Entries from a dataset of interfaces
· · · · · · ·

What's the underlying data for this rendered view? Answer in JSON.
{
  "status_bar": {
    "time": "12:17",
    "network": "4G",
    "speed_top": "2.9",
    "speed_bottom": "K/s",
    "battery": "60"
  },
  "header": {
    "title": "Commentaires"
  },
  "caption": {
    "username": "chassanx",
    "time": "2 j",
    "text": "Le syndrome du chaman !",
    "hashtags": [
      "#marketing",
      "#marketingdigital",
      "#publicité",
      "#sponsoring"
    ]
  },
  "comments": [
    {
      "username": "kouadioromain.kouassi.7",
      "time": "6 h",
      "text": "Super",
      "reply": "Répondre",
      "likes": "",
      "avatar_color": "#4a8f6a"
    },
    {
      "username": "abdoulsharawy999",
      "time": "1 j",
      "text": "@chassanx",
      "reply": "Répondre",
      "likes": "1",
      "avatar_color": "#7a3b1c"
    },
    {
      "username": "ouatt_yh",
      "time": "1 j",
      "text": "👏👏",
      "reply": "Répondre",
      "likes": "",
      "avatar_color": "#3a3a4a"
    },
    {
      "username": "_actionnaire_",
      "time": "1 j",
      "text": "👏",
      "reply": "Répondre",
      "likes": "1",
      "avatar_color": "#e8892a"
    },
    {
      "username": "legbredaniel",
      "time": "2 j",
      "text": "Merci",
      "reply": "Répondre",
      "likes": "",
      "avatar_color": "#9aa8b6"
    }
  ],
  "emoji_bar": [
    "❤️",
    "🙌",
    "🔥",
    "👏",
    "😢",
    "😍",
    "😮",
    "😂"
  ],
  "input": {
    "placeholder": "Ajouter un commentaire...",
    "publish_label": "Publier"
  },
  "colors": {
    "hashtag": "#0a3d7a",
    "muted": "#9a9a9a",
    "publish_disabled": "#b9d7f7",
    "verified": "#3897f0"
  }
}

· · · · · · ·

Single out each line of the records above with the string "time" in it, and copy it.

**YOUR SOLUTION:**
    "time": "12:17",
    "time": "2 j",
      "time": "6 h",
      "time": "1 j",
      "time": "1 j",
      "time": "1 j",
      "time": "2 j",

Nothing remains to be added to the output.